Myth vs. Fact 6

Momentum Is Building Among States To Ditch Common Core Standards

“As Americans become educated about the controversial Common Core Standards, more states are finding ways to make U-turns to get their students, parents, and teachers out of the nationalized system of standards.” Susan Berry, Breitbart News, June 18, 2014

 


 

Correcting the Record: Headlines over the past year, fanned by Common Core opponents, have propagated the idea that states are making a dash for the door when it comes to high education standards. Yet, the fact is that, despite more than 18 months of targeted attacks and after two election cycles, all but one of the 45 states to initially adopt Common Core Standards continue to use them or a version tailored to their state-specific needs.

“Across the country a false narrative is perpetuating the idea that conservatives are ready to cede the fight we started years ago for high education standards,” Former governor of Georgia Sonny Perdue wrote in October. “From the headlines and from the bullhorns of commentators, one might well conclude Common Core Standards are all but doomed. Yet, the facts paint a much different picture.”

Gov. Perdue goes on to say, “Some states have rebranded the standards. Others have amended and built on them further, just as they were designed. Neither amount to what many label ‘repeal.’”

As Gov. Perdue points out, in many cases critics have inaccurately conflated states’ calls to review Common Core Standards with wholesale repeal. In fact, the Common Core is designed for states to take control and make adjustments to best suit their students.

“One thing we’ve all agreed on is the importance of high standards,” Tennessee Governor Bill Haslam, one leader to call for a review of the Standards said in October. “For me, it shouldn’t be about the name and what we call it. The battle should be about: Are we going to have high standards or not, and what exactly should those standards be?…That’s one thing you’re never going to hear me backing up on, period.”

Moreover, states that have fully implemented the Common Core Standards are seeing some of the biggest improvements in student outcomes in the country.

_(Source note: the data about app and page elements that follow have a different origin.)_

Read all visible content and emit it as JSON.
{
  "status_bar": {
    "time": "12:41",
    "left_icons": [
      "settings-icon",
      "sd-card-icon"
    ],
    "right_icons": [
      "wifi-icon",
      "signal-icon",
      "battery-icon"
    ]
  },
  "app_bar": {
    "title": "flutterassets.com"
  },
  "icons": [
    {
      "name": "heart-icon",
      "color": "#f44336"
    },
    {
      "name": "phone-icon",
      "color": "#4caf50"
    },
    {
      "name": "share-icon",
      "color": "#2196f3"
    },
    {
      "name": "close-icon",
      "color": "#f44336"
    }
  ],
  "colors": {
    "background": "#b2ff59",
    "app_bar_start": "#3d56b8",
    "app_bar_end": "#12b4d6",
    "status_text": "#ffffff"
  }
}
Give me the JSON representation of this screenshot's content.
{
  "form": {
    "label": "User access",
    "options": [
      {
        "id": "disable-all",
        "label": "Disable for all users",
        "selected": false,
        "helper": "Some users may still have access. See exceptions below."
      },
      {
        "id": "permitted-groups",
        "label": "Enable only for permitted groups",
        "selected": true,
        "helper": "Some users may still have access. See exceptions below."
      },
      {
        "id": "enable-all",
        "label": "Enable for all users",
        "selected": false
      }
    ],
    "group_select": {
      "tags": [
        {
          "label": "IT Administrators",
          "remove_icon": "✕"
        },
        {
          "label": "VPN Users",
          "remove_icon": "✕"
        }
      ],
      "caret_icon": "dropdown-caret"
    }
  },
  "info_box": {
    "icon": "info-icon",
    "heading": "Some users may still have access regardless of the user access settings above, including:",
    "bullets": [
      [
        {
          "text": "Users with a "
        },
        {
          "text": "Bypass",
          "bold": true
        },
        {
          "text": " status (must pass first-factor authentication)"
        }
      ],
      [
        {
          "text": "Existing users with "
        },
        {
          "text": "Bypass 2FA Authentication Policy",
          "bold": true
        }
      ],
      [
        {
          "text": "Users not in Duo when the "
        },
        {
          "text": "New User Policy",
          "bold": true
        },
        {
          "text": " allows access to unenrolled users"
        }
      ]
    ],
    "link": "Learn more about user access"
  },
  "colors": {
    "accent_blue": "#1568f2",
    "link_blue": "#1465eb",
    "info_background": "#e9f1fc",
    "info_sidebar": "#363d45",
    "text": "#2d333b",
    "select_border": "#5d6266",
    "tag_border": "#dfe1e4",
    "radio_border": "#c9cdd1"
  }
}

In Kentucky, the first state to adopt and fully align teaching to the Standards, college-readiness scores and proficiency rates have increased each of the last three years.

“The numbers show, without a doubt, that we are making progress,” education commissioner Terry Holiday said of the gains.

In Tennessee, another early adopter of the Common Core, students made the biggest improvements in college-readiness scores in the state’s history, which ACT president Jon Erickson called “indicative of real academic progress.”